Each line in the records that mentions the word "heading" needs to be listed.

..............................

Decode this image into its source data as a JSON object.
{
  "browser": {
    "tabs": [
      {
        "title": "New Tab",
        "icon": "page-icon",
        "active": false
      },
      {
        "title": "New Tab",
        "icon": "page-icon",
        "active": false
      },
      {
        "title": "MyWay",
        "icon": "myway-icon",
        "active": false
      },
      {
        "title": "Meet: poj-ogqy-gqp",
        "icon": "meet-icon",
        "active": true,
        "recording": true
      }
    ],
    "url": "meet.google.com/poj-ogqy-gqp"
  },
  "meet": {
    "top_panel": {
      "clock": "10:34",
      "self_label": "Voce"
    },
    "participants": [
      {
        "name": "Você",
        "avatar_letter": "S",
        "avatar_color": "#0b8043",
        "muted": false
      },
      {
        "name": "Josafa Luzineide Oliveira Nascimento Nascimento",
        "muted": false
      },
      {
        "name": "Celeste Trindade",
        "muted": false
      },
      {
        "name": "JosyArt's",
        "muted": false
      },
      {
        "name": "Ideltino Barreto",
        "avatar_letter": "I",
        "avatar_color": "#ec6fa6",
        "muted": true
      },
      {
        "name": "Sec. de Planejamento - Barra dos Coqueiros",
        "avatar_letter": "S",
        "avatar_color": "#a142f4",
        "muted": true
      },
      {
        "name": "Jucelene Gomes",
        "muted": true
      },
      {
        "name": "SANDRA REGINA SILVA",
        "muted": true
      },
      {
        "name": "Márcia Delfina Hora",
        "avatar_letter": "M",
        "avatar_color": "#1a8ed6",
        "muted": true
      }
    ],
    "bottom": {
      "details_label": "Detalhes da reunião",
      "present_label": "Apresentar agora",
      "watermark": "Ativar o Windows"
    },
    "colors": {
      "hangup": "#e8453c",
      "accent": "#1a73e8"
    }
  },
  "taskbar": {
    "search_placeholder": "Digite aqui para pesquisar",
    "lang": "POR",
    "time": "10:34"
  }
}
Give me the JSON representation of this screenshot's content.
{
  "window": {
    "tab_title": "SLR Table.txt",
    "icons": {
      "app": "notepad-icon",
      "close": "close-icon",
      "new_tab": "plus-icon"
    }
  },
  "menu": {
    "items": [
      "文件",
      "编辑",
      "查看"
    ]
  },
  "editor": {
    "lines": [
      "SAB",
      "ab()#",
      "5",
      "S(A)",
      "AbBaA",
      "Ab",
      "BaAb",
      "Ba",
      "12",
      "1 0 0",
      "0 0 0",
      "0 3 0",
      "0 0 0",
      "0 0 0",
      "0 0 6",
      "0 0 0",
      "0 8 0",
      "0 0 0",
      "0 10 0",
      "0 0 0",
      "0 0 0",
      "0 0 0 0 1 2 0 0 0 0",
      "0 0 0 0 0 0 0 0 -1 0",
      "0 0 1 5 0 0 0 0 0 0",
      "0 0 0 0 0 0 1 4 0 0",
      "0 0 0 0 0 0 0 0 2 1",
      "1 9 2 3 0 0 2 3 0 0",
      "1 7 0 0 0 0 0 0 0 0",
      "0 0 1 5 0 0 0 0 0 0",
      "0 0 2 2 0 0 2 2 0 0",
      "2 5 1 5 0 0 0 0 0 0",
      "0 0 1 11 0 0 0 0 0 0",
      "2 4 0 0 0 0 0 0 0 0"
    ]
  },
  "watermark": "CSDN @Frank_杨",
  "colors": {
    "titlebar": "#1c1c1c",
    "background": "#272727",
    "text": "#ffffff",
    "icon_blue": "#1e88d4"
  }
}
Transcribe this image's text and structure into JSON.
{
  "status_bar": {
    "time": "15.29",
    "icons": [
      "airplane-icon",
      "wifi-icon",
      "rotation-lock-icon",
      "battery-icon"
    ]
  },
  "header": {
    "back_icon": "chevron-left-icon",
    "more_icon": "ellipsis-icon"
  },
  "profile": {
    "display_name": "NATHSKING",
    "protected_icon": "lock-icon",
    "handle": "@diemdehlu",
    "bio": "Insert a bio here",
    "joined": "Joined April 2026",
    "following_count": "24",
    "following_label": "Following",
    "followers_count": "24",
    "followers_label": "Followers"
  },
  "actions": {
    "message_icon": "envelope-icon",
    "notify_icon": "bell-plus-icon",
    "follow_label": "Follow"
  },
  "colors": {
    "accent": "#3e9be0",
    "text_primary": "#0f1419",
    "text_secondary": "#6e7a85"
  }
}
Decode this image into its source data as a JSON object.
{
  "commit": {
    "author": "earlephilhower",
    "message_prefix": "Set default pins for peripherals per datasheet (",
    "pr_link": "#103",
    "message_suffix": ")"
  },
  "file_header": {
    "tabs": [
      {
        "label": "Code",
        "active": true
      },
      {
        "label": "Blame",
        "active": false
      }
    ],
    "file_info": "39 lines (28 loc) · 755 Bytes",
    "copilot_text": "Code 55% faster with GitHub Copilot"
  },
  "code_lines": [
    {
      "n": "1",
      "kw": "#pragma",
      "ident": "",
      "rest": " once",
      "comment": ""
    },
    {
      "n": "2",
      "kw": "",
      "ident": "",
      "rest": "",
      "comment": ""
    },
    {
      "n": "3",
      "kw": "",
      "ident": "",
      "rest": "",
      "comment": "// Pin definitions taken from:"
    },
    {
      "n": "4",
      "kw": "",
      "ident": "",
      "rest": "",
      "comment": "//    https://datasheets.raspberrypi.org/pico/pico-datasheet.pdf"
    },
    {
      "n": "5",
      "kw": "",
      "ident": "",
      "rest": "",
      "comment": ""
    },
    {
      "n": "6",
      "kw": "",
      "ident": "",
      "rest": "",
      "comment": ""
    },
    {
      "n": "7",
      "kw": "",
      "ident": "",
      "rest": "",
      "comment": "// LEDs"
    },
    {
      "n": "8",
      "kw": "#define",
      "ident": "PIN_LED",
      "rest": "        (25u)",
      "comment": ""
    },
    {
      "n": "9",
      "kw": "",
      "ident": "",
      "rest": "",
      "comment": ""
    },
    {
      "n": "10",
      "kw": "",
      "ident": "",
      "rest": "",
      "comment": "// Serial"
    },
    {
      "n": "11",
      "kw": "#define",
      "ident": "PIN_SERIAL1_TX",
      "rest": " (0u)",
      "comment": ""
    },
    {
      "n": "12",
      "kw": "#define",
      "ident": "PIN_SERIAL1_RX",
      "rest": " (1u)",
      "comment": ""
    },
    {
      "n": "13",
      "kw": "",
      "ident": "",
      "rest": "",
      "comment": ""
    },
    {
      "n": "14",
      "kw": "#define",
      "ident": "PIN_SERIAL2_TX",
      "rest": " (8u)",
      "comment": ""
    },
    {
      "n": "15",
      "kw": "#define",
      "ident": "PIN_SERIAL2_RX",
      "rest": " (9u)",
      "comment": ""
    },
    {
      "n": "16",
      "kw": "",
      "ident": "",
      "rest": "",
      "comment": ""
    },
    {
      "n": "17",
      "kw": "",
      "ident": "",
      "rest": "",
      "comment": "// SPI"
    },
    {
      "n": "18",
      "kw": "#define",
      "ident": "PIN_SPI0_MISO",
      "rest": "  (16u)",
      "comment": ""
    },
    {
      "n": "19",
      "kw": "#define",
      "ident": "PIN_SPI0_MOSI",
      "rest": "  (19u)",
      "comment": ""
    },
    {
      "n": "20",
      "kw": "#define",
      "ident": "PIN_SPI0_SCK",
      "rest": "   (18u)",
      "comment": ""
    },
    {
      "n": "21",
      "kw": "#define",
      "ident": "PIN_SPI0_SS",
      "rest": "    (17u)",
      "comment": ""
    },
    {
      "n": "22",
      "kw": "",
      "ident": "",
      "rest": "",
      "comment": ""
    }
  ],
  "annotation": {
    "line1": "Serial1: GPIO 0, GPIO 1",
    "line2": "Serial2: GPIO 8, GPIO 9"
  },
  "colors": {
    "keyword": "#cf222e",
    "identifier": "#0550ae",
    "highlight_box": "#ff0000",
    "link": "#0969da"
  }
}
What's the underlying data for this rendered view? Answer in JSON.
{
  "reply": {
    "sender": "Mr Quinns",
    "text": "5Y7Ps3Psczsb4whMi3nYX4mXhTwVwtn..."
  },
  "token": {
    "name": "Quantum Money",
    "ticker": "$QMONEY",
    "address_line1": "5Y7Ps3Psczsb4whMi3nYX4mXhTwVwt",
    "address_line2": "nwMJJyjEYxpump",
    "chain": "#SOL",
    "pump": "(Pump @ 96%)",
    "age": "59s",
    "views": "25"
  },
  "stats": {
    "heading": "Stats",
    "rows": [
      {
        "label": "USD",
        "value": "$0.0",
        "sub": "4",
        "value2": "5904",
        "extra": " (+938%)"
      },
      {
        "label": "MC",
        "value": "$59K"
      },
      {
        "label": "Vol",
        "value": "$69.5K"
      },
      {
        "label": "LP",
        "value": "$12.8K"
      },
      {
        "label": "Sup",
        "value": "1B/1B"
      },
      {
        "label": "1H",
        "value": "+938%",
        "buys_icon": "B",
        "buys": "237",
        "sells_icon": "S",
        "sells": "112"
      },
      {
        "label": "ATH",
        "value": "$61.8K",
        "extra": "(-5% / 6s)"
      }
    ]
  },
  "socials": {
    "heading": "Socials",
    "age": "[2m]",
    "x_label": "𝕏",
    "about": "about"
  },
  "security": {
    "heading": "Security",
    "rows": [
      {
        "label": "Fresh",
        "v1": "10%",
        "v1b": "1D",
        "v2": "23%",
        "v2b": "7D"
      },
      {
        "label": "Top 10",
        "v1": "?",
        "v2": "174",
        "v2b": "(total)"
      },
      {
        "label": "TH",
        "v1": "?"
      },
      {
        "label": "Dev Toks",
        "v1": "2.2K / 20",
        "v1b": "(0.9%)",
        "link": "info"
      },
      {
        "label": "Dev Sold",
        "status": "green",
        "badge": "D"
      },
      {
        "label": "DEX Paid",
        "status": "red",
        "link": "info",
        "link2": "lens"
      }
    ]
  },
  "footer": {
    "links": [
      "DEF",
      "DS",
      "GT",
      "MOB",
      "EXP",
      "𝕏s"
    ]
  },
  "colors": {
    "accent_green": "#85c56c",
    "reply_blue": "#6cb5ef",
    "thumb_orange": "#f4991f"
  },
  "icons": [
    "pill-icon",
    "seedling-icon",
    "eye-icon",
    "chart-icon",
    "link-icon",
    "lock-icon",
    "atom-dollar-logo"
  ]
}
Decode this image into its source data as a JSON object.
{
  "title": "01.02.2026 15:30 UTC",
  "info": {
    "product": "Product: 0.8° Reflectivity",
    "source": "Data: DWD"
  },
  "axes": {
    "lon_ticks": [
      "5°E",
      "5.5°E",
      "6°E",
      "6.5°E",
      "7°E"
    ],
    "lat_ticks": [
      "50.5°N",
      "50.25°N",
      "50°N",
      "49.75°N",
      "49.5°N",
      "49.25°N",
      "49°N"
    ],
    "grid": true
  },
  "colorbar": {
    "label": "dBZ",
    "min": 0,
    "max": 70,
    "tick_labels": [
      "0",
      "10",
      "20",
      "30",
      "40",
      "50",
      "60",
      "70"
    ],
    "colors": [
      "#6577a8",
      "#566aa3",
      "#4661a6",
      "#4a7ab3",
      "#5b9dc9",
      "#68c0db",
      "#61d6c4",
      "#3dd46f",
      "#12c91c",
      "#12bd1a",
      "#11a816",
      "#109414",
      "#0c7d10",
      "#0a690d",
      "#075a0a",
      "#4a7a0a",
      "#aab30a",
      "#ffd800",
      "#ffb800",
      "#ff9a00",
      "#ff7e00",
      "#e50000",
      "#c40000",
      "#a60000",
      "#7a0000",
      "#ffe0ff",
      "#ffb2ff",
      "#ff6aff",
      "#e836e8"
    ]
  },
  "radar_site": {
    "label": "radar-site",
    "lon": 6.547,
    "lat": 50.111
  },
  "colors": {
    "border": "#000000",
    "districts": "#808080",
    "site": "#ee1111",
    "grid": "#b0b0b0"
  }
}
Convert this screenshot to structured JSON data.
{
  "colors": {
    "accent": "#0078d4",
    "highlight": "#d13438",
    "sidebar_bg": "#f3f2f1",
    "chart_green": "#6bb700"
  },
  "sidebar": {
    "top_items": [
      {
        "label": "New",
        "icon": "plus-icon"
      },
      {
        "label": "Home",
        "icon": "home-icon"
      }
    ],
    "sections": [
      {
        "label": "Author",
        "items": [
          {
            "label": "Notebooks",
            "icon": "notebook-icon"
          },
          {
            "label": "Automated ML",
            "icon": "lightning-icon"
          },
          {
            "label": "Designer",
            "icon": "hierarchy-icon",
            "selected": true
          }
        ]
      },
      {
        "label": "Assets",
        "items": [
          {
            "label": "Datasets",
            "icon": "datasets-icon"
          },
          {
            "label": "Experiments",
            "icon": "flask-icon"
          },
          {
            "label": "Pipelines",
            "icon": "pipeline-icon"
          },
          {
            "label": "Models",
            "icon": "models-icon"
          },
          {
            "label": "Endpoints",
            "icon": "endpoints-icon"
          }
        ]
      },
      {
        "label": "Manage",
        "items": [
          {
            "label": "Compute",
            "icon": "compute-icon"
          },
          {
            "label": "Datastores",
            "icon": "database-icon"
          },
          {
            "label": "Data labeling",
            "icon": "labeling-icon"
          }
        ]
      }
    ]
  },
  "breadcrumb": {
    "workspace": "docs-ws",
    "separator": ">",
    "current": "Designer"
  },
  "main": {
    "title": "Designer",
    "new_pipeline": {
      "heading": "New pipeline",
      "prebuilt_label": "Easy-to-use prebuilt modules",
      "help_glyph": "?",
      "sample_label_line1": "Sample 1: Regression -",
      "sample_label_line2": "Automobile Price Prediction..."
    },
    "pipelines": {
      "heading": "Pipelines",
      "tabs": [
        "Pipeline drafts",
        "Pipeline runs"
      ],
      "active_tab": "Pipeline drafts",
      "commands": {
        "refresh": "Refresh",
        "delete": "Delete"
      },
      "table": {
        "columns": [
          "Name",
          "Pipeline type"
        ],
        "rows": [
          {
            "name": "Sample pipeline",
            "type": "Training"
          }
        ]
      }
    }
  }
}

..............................

Response to this task -
    "heading": "Stats",
    "heading": "Socials",
    "heading": "Security",
      "heading": "New pipeline",
      "heading": "Pipelines",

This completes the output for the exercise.